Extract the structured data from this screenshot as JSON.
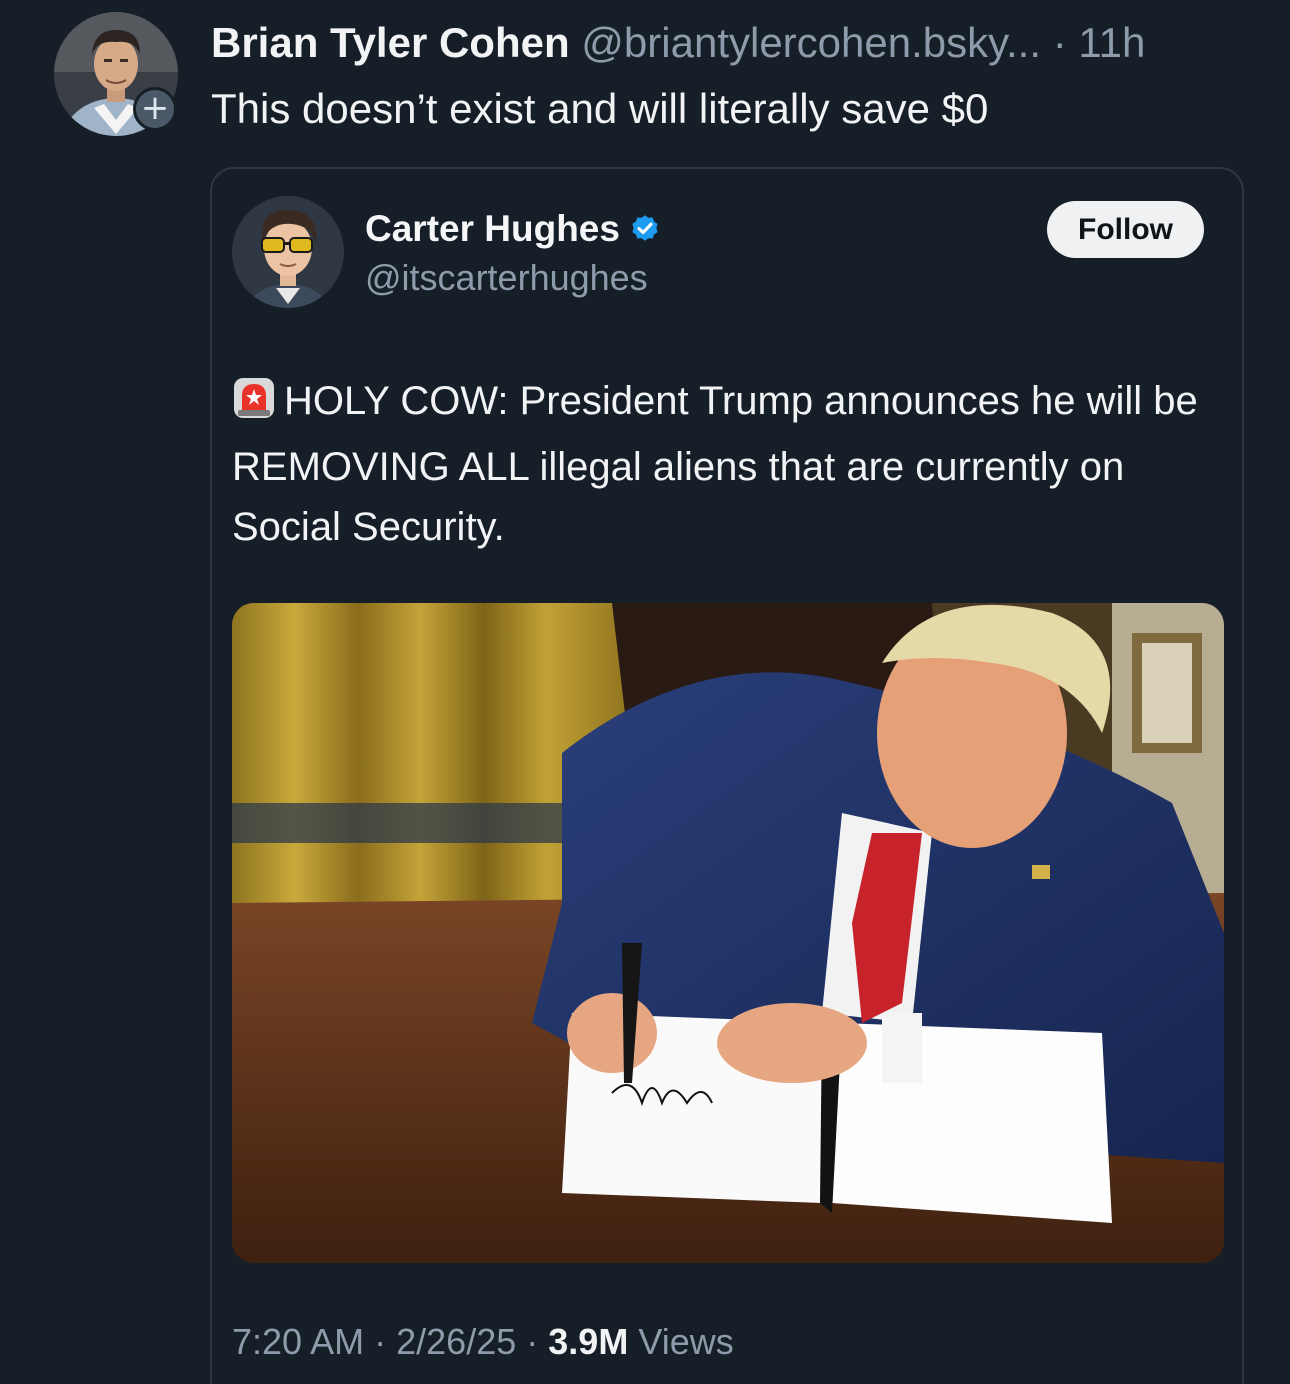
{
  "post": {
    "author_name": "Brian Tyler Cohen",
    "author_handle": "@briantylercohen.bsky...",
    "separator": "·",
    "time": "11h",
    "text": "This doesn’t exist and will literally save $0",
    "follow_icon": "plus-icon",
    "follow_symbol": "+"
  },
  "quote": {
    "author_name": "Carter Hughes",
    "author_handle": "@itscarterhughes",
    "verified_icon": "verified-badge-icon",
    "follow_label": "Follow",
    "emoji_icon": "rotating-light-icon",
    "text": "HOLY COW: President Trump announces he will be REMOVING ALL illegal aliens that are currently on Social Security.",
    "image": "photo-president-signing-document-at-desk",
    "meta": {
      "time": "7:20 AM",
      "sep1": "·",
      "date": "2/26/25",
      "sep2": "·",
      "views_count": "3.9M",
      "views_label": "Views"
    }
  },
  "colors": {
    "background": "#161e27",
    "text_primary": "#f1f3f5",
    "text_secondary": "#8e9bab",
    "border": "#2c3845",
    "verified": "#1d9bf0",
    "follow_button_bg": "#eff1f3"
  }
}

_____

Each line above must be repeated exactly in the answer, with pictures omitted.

Extract the structured data from this screenshot as JSON.
{
  "post": {
    "author_name": "Brian Tyler Cohen",
    "author_handle": "@briantylercohen.bsky...",
    "separator": "·",
    "time": "11h",
    "text": "This doesn’t exist and will literally save $0",
    "follow_icon": "plus-icon",
    "follow_symbol": "+"
  },
  "quote": {
    "author_name": "Carter Hughes",
    "author_handle": "@itscarterhughes",
    "verified_icon": "verified-badge-icon",
    "follow_label": "Follow",
    "emoji_icon": "rotating-light-icon",
    "text": "HOLY COW: President Trump announces he will be REMOVING ALL illegal aliens that are currently on Social Security.",
    "image": "photo-president-signing-document-at-desk",
    "meta": {
      "time": "7:20 AM",
      "sep1": "·",
      "date": "2/26/25",
      "sep2": "·",
      "views_count": "3.9M",
      "views_label": "Views"
    }
  },
  "colors": {
    "background": "#161e27",
    "text_primary": "#f1f3f5",
    "text_secondary": "#8e9bab",
    "border": "#2c3845",
    "verified": "#1d9bf0",
    "follow_button_bg": "#eff1f3"
  }
}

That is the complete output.